Many Muslim intellectuals are worried that the incident will harm the interests of France's five million Muslims and fuel Islamophobia, already rampant in many sections of Western society.
In the event of their execution, the damage will be far more severe, they caution.
Small wonder, then, a number of prominent religious leaders in the Arab world are pulling out all the stops to get the two journalists freed.
Shaikh Yusuf al-Qaradawi, one of the Muslim world's most respected scholars and theologians, has appealed to the captors to release the journalists immediately, saying that hostage-taking is "incompatible with Islam".
"This act is unacceptable and inadmissible in light of the Sharia. Hence, I appeal and urge those who kidnapped the two French journalists to free them immediately and refrain from harming them in anyway," Qaradawi said on Aljazeera television on Monday.
Qaradawi echoed the feelings of the Arab world when he noted that France had rejected the Anglo-American invasion and occupation of Iraq, and refused to send troops to the occupied Arab country.
In another significant development, the chief of the officially banned but influential Muslim Brotherhood, Muhammad Akef, appealed to the captors to set the French journalists free, arguing that kidnapping is incompatible with the teachings of Islam.
In the occupied Palestinian territories, the Islamic Resistance Movement, Hamas, has also called on the captors to set free Malbrunot and Chesnot.
French Muslims say kidnapping is
no way to advance their cause
The group's spokesman in Gaza, Sami Abu Zuhri, told Aljazeera television that Hamas deplores the abduction of innocent people, especially the French journalists.
"We believe such acts are utterly incompatible with the sublime teachings of Islam and can only harm the traditionally good and friendly relations between France and the Arab world"
"We urge the kidnappers to free the hostages unharmed immediately," he said.
Likewise, the Palestinian Journalists' Union issued a leaflet on Tuesday demanding the immediate release of the two Frenchmen.
"We believe such acts are utterly incompatible with the sublime teachings of Islam and can only harm the traditionally good and friendly relations between France and the Arab world," the statement said.
"We believe such acts are utterly incompatible with the sublime teachings of Islam and can only harm the traditionally good and friendly relations between France and
the Arab world"
Palestinian Journalists' Union statement
However, the statement held the United States and its occupation army "responsible for fostering an atmosphere of anarchy and chaos in Iraq" which makes "these repugnant acts inevitable".
Indeed, the statement highlighted the deaths of Arab journalists in recent months at the hands of US troops, in particular Aljazeera's Tareq Ayyoub and Reuters cameraman Mazen Daana, both Palestinians.

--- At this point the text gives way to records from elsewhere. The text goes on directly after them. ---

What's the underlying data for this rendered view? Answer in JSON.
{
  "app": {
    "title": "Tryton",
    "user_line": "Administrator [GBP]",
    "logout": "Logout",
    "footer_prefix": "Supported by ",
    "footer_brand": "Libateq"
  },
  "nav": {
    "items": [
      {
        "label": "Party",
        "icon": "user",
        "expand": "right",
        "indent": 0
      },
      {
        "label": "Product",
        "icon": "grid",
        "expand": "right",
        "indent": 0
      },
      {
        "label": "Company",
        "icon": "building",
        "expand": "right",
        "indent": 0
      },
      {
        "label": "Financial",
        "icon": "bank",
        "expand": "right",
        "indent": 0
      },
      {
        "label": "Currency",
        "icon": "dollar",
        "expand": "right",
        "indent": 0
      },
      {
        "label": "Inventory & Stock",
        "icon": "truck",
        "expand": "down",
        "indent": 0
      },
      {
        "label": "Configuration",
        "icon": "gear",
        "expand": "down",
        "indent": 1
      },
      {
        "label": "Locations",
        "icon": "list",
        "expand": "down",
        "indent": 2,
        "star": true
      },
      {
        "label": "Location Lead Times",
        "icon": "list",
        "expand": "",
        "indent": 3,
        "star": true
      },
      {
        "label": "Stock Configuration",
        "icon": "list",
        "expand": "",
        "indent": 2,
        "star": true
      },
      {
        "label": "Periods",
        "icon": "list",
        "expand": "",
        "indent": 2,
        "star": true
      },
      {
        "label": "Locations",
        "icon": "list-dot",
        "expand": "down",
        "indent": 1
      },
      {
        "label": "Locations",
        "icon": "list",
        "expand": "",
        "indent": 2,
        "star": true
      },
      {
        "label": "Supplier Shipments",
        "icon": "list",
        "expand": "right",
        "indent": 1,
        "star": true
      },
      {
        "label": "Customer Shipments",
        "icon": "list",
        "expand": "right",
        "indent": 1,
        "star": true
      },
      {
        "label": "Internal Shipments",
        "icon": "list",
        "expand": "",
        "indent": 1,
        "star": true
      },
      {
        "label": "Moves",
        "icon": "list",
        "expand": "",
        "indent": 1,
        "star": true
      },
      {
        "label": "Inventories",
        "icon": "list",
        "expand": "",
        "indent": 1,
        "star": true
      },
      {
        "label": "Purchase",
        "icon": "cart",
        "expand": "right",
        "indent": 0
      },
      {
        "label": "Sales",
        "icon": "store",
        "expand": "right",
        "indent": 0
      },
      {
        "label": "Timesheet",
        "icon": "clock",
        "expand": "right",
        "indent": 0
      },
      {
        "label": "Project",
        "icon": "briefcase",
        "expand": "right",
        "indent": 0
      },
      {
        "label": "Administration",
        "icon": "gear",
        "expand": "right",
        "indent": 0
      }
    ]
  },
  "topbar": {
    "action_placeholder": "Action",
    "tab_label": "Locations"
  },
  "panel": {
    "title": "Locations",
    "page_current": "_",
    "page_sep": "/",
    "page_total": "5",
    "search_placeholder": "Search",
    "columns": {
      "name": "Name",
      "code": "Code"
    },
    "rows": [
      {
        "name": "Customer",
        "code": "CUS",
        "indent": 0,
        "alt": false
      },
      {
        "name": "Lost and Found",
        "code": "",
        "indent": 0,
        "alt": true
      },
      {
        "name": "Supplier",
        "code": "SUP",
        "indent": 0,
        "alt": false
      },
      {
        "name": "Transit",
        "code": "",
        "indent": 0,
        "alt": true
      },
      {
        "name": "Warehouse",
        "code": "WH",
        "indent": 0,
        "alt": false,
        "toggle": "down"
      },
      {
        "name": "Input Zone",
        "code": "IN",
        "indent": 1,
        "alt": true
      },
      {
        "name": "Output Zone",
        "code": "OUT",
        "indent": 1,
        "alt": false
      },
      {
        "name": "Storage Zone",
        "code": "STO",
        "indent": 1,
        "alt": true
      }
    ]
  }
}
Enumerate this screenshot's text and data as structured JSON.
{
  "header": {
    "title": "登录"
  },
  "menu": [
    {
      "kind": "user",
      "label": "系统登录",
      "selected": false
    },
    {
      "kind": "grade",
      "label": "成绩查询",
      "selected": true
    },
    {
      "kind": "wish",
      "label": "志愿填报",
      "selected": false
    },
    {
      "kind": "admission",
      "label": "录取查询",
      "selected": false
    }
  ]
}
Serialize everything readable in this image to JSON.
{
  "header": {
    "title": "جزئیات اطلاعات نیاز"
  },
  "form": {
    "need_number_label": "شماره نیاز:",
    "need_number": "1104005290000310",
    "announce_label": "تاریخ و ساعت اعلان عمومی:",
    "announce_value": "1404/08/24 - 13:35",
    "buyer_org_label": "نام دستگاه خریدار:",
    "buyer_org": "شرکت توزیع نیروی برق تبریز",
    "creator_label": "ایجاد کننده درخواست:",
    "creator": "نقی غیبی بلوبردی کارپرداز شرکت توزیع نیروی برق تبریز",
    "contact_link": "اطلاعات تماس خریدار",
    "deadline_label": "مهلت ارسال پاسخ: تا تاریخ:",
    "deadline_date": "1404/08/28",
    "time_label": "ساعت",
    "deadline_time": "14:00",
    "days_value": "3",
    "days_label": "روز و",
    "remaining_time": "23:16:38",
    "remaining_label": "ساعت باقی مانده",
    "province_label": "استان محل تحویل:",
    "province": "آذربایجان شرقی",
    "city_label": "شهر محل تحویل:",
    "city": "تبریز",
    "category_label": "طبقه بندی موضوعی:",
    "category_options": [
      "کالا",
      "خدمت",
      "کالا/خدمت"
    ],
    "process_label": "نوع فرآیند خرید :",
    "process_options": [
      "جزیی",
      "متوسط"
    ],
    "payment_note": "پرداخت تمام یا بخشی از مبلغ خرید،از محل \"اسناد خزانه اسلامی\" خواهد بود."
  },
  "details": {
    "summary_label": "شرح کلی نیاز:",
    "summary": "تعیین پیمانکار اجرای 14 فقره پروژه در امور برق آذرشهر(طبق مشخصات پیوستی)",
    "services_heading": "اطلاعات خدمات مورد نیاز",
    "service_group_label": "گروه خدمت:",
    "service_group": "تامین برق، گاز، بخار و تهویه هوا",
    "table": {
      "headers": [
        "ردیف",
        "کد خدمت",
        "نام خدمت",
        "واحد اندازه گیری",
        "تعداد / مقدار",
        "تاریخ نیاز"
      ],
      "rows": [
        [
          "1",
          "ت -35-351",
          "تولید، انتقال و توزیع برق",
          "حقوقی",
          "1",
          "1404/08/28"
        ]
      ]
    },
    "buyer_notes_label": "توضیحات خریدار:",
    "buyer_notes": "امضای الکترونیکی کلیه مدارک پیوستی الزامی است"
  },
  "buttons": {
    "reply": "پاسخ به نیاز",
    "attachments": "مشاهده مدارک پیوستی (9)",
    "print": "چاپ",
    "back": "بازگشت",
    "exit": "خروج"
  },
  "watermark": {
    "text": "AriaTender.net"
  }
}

Predictably, the abduction of Chesnot and Malbrunot has been denounced by some prominent Shia Muslim figures, notably the Lebanese scholar Shaikh Muhammad Husayn Fadl Allah, Hizb Allah leader Sheikh Hasan Nasr Allah and Muqtada al Sadr, the Iraqi Shia Muslim leader who recently led an uprising against the US-backed interim Iraqi Government.
In a statement to the press, Fadl Allah described the hostage-taking as a criminal and irresponsible act that could only besmirch the image of Islam and give further ammunition to those who seek to promote the morbid concept of "clash of civilisations".
The French foreign minister is in
the Middle East to rally support
For its part, the Arab League has called the kidnapping "an act of terror". Arab League Secretary-General Amr Musa has urged "everyone to resolve this matter as soon as possible to avoid any unwanted consequences".
On Sunday French President Jacques Chirac delivered a televised address demanding the release of the two journalists. Chirac said everything has been done and would be done to ensure the two men's safety and release.
Currently, Foreign Minister Michel Barnier is in the Middle East holding a series of meetings with Arab leaders in an effort to secure the release of the two French journalists.